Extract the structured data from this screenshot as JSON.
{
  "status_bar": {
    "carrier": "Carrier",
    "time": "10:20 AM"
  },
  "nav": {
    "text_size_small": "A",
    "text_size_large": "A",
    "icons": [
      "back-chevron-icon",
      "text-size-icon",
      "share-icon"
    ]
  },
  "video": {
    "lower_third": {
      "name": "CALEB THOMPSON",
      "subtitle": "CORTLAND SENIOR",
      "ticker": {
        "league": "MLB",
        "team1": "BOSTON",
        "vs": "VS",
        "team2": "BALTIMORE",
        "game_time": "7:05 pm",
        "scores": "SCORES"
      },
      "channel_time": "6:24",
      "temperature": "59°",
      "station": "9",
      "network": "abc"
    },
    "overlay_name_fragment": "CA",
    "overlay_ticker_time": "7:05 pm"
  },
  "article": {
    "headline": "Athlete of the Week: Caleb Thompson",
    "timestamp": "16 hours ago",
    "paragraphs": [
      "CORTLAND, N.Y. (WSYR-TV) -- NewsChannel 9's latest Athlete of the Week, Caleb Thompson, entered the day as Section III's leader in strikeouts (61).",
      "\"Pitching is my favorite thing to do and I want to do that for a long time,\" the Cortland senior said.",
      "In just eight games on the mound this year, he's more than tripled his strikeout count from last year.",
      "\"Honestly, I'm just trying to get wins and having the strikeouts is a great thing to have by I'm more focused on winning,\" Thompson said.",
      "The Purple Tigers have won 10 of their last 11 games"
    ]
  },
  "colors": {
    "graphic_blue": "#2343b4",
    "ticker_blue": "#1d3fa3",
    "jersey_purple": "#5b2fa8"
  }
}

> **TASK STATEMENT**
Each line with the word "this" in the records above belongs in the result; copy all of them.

> **ANSWER TO THE PROBLEM**
Extract the structured data from this screenshot as JSON.
      "In just eight games on the mound this year, he's more than tripled his strikeout count from last year.",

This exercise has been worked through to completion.